_Exercise aim_
Print the entries once more, unchanged.

Interface dataset entries
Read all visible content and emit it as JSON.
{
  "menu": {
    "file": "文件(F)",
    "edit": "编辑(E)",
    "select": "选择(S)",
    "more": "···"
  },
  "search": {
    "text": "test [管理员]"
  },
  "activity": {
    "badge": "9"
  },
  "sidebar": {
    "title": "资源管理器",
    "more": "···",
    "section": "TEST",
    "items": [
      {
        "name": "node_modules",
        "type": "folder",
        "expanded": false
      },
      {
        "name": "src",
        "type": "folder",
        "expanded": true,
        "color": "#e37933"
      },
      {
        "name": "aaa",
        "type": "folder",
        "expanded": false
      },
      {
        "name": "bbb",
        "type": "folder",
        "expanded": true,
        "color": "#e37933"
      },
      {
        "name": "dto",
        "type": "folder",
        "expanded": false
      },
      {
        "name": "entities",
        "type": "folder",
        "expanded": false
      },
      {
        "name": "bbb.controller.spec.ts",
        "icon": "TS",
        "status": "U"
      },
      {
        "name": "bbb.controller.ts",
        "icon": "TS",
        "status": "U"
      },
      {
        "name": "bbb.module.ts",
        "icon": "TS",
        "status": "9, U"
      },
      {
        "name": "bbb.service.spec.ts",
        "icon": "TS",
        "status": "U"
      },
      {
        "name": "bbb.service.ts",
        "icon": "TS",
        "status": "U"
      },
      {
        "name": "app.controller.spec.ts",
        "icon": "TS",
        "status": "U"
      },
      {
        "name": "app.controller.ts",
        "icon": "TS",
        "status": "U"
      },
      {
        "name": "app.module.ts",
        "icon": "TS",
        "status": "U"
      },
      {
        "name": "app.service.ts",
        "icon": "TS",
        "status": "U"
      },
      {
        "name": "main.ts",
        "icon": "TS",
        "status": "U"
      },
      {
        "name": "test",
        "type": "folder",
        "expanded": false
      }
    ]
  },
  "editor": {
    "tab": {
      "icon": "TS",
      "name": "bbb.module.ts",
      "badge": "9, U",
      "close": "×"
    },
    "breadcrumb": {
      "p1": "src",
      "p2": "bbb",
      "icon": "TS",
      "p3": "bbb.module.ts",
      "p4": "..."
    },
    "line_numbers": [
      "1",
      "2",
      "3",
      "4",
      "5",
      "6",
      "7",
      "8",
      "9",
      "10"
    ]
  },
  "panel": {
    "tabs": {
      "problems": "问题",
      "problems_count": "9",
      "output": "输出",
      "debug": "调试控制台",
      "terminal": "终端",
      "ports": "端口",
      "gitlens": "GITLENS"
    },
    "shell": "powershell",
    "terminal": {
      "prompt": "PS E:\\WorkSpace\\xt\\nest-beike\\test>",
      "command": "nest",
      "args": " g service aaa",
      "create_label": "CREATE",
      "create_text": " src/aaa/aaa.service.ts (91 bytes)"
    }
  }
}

_Answer to the exercise_
Read all visible content and emit it as JSON.
{
  "menu": {
    "file": "文件(F)",
    "edit": "编辑(E)",
    "select": "选择(S)",
    "more": "···"
  },
  "search": {
    "text": "test [管理员]"
  },
  "activity": {
    "badge": "9"
  },
  "sidebar": {
    "title": "资源管理器",
    "more": "···",
    "section": "TEST",
    "items": [
      {
        "name": "node_modules",
        "type": "folder",
        "expanded": false
      },
      {
        "name": "src",
        "type": "folder",
        "expanded": true,
        "color": "#e37933"
      },
      {
        "name": "aaa",
        "type": "folder",
        "expanded": false
      },
      {
        "name": "bbb",
        "type": "folder",
        "expanded": true,
        "color": "#e37933"
      },
      {
        "name": "dto",
        "type": "folder",
        "expanded": false
      },
      {
        "name": "entities",
        "type": "folder",
        "expanded": false
      },
      {
        "name": "bbb.controller.spec.ts",
        "icon": "TS",
        "status": "U"
      },
      {
        "name": "bbb.controller.ts",
        "icon": "TS",
        "status": "U"
      },
      {
        "name": "bbb.module.ts",
        "icon": "TS",
        "status": "9, U"
      },
      {
        "name": "bbb.service.spec.ts",
        "icon": "TS",
        "status": "U"
      },
      {
        "name": "bbb.service.ts",
        "icon": "TS",
        "status": "U"
      },
      {
        "name": "app.controller.spec.ts",
        "icon": "TS",
        "status": "U"
      },
      {
        "name": "app.controller.ts",
        "icon": "TS",
        "status": "U"
      },
      {
        "name": "app.module.ts",
        "icon": "TS",
        "status": "U"
      },
      {
        "name": "app.service.ts",
        "icon": "TS",
        "status": "U"
      },
      {
        "name": "main.ts",
        "icon": "TS",
        "status": "U"
      },
      {
        "name": "test",
        "type": "folder",
        "expanded": false
      }
    ]
  },
  "editor": {
    "tab": {
      "icon": "TS",
      "name": "bbb.module.ts",
      "badge": "9, U",
      "close": "×"
    },
    "breadcrumb": {
      "p1": "src",
      "p2": "bbb",
      "icon": "TS",
      "p3": "bbb.module.ts",
      "p4": "..."
    },
    "line_numbers": [
      "1",
      "2",
      "3",
      "4",
      "5",
      "6",
      "7",
      "8",
      "9",
      "10"
    ]
  },
  "panel": {
    "tabs": {
      "problems": "问题",
      "problems_count": "9",
      "output": "输出",
      "debug": "调试控制台",
      "terminal": "终端",
      "ports": "端口",
      "gitlens": "GITLENS"
    },
    "shell": "powershell",
    "terminal": {
      "prompt": "PS E:\\WorkSpace\\xt\\nest-beike\\test>",
      "command": "nest",
      "args": " g service aaa",
      "create_label": "CREATE",
      "create_text": " src/aaa/aaa.service.ts (91 bytes)"
    }
  }
}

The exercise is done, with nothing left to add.